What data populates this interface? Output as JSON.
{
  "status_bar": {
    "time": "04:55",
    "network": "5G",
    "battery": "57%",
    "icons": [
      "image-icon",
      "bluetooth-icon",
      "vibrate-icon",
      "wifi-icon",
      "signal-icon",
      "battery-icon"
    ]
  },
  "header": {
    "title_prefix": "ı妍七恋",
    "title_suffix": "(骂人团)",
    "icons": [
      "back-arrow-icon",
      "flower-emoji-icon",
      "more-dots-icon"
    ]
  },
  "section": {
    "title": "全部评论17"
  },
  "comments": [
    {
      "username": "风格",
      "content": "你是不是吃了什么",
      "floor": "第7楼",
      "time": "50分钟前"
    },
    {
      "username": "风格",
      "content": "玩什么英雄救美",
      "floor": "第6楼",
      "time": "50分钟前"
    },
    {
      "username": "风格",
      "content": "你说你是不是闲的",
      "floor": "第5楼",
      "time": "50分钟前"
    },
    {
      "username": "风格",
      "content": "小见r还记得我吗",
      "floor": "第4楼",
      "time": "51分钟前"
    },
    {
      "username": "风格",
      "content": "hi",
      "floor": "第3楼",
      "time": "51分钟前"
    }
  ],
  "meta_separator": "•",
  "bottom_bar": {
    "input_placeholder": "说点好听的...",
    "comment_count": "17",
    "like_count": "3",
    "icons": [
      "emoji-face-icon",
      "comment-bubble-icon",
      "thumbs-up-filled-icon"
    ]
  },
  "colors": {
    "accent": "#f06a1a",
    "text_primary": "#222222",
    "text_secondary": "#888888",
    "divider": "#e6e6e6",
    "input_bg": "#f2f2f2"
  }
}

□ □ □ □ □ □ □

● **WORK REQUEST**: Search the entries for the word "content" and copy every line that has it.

● **EXERCISE ANSWER**:
      "content": "你是不是吃了什么",
      "content": "玩什么英雄救美",
      "content": "你说你是不是闲的",
      "content": "小见r还记得我吗",
      "content": "hi",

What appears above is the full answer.